Yes, Lee served a cause that was committed to the maintenance of chattel slavery as part of its existence as a nation, but he conducted such service with honor. Consider his actions at Appomattox Courthouse, where he agreed to surrender to Grant, under quite generous terms. He very easily could have disbanded the Army of Northern Virginia into the hills and led a protracted guerilla war, which Davis seemed to desire. He chose not to do this and acquiesced to Grant’s generous terms. In fact, the respect and honor that Grant and other Union commanders seemed to hold for Lee is evidenced by Grant reminiscing on their pre-war army days.

Yes, Lee took up arms against the United States, which is treasonous, but I must argue that he retained much of his honor as a man, considering how he could have conducted himself and the war. Lee was an old soldier, who was suited to aid in the reconciliation of the nation.

Love him or loathe him, Robert E. Lee remains an important figure in our history and, with that, I will ask you to consider the following question and share your thoughts in the comment section.

Skype-ing the Civil War with students, part II

What a great day today! The St. Louis Blues beat the Blackhawks to advance in the Stanley Cup playoffs and I was hired as a year-long sabbatical replacement at Northland Community and Technical College, which has campuses in East Grand Forks and Thief River Falls, so I am staying in North Dakota for another year. An added plus is that part of my forthcoming teaching load includes a class on the Civil War and Reconstruction. Needless to say, it has been an awesome day that started out with another amazing Skype session.

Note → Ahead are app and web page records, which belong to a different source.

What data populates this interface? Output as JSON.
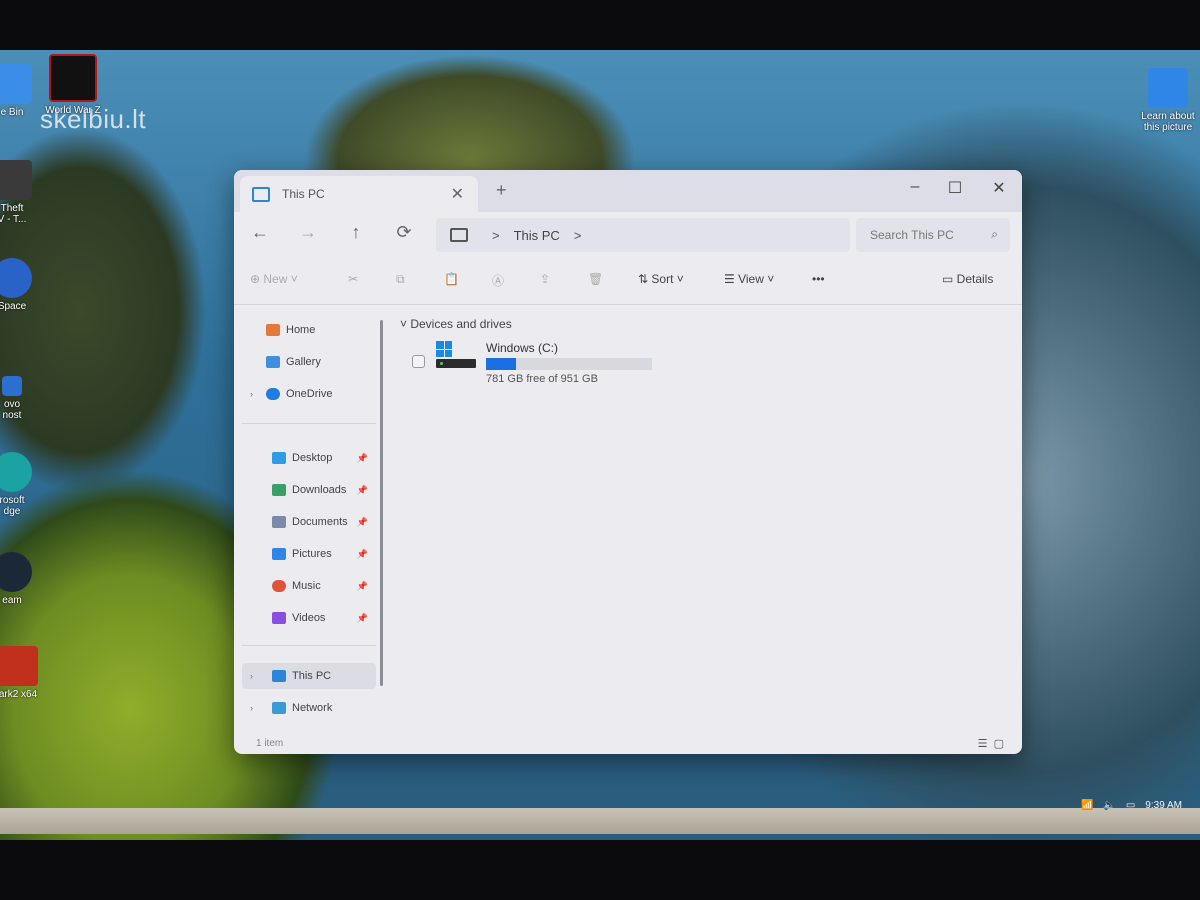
{
  "watermark": "skelbiu.lt",
  "desktop": {
    "icons": [
      {
        "label": "e Bin",
        "color": "#3b8ee8"
      },
      {
        "label": "World War Z",
        "color": "#b0161a"
      },
      {
        "label": "Theft\nV - T...",
        "color": "#3a3a3a"
      },
      {
        "label": "Space",
        "color": "#2a63c8"
      },
      {
        "label": "ovo\nnost",
        "color": "#2b6fd0"
      },
      {
        "label": "rosoft\ndge",
        "color": "#1aa3a0"
      },
      {
        "label": "eam",
        "color": "#1b2838"
      },
      {
        "label": "ark2 x64",
        "color": "#c0301c"
      },
      {
        "label": "Learn about\nthis picture",
        "color": "#2f86e6"
      }
    ],
    "clock": "9:39 AM"
  },
  "window": {
    "tab_title": "This PC",
    "new_tab": "+",
    "controls": {
      "minimize": "–",
      "maximize": "☐",
      "close": "✕"
    },
    "nav": {
      "back": "←",
      "forward": "→",
      "up": "↑",
      "refresh": "⟳"
    },
    "address": {
      "location": "This PC",
      "sep": ">",
      "trail": ">"
    },
    "search": {
      "placeholder": "Search This PC"
    },
    "toolbar": {
      "new": "New",
      "sort": "Sort",
      "view": "View",
      "more": "•••",
      "details": "Details"
    },
    "sidebar": {
      "home": "Home",
      "gallery": "Gallery",
      "onedrive": "OneDrive",
      "desktop": "Desktop",
      "downloads": "Downloads",
      "documents": "Documents",
      "pictures": "Pictures",
      "music": "Music",
      "videos": "Videos",
      "this_pc": "This PC",
      "network": "Network"
    },
    "content": {
      "group_title": "Devices and drives",
      "drive": {
        "name": "Windows (C:)",
        "free_text": "781 GB free of 951 GB",
        "used_fraction": 0.18
      }
    },
    "status": {
      "item_count": "1 item"
    }
  }
}
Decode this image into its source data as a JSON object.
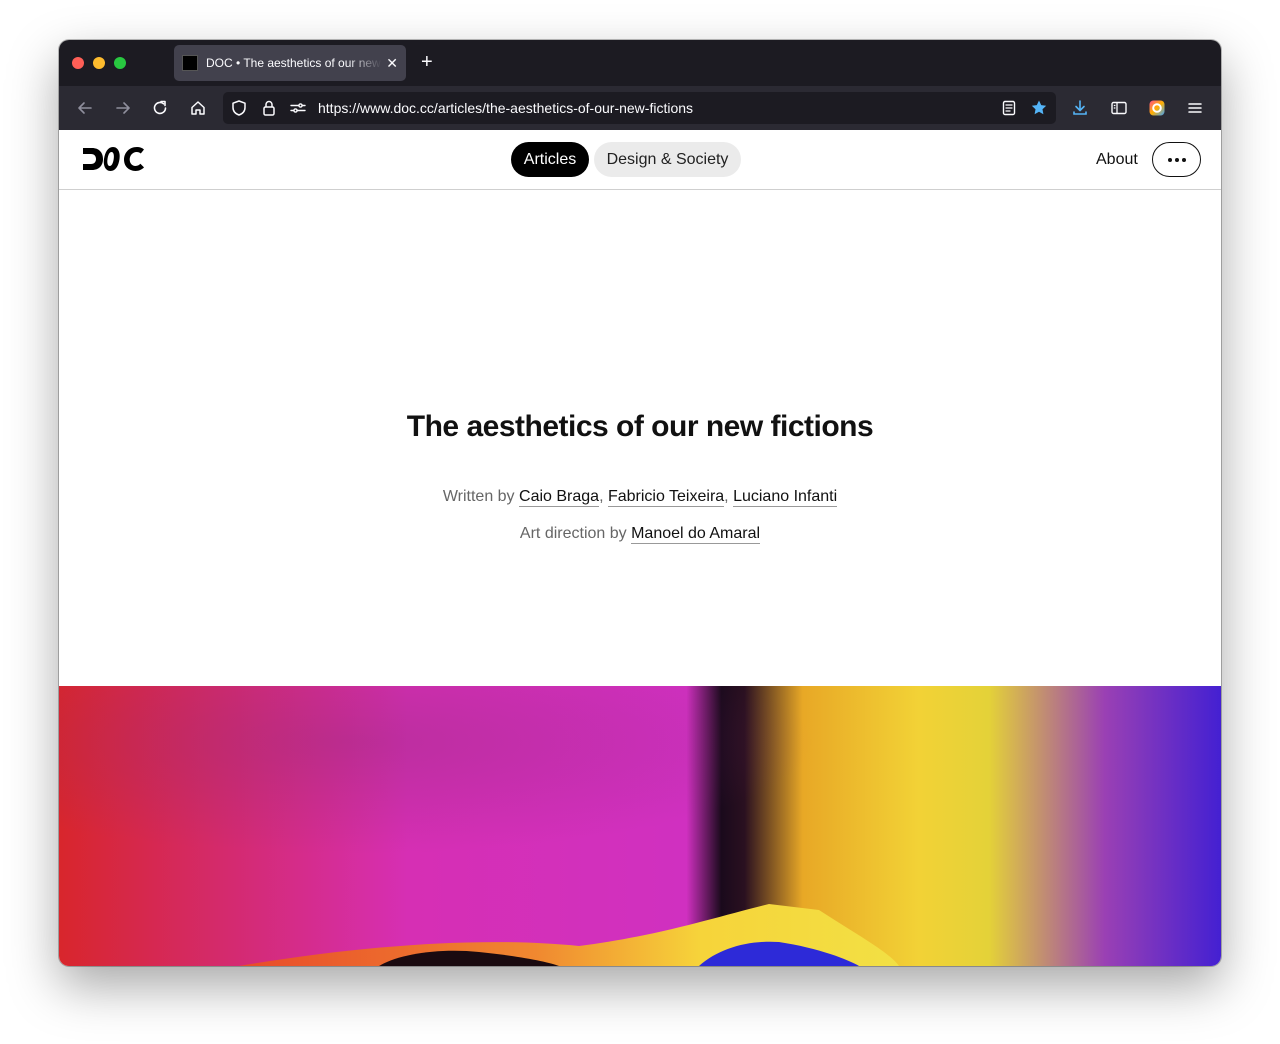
{
  "browser": {
    "tab": {
      "title": "DOC • The aesthetics of our new fictions",
      "close_glyph": "✕"
    },
    "new_tab_glyph": "+",
    "url": "https://www.doc.cc/articles/the-aesthetics-of-our-new-fictions",
    "bookmark_color": "#54b4f7"
  },
  "site": {
    "logo_text": "DOC",
    "nav": {
      "articles": "Articles",
      "design_society": "Design & Society"
    },
    "about": "About"
  },
  "article": {
    "title": "The aesthetics of our new fictions",
    "written_by_label": "Written by",
    "authors": [
      "Caio Braga",
      "Fabricio Teixeira",
      "Luciano Infanti"
    ],
    "art_direction_label": "Art direction by",
    "art_director": "Manoel do Amaral"
  }
}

Just as with my first Skype session with Gary Kaplan’s group of History Club students in California, I again used this technology to do a brief impromptu talk on the Civil War. Today, I was privileged to be invited to speak to an eighth grade class from Andover Central Middle School in Andover, Kansas. Since it was a morning talk, I was able to broadcast from my home, allowing me to show off my musket to the students and discuss several topics, including how the war relates to today, medicine, training, and some of my experiences as a reenactor.

What was fun was being able to share my screen with them to show via Google Maps where I was in Grand Forks, in relation to their location, as well as some of my pictures from reenacting. I was also able to relate some of my personal interests into history with them, which has its roots in my dad taking me to Fort Scott, Kansas for a living history event when I was six or seven years old (we were stationed at Fort Riley, Kansas at the time). I also wore my sack coat for them too.

The students asked some awesome questions, including one who asked about how I researched my own Civil War ancestors. I also took the opportunity to have them do a bit of drill (mostly basic facing movements) and also described the medical examination, or lack thereof for joining the army. I also told them about women serving in the army, as well as children that served.

In a follow-up email, Dyane Smokorowski, who reached out to me to arrange the meeting, shared that the students were excited and talking about the experience. It is my hope that there will be an opportunity for the students to provide some guest posts here, as well as use this blog as a vehicle to ask questions about the war.

I want to thank Mrs. Smokorowski, as well as Heather Hawkins, who assisted with the technological aspects on their end, for allowing me to share my knowledge on the war.

Fort Sumter fired upon 155 years ago

Today marks the 155th anniversary of the firing on Fort Sumter that inaugurated the Civil War. It is interesting to note that I received the April issue of The Journal of Military History yesterday, which features a wonderful essay on the recent historiography on the war and the direction of the field in light of the recent conclusion of the sesquicentennial.

I also must note the irony of the action at Fort Sumter, as P. G. T. Beauregard, Confederate commander, fired upon his former artillery instructor from West Point, Major Robert Anderson, which is referenced in Ken Burns’ The Civil War. With that, I will leave you with the clip from that landmark documentary that details the firing upon the fort.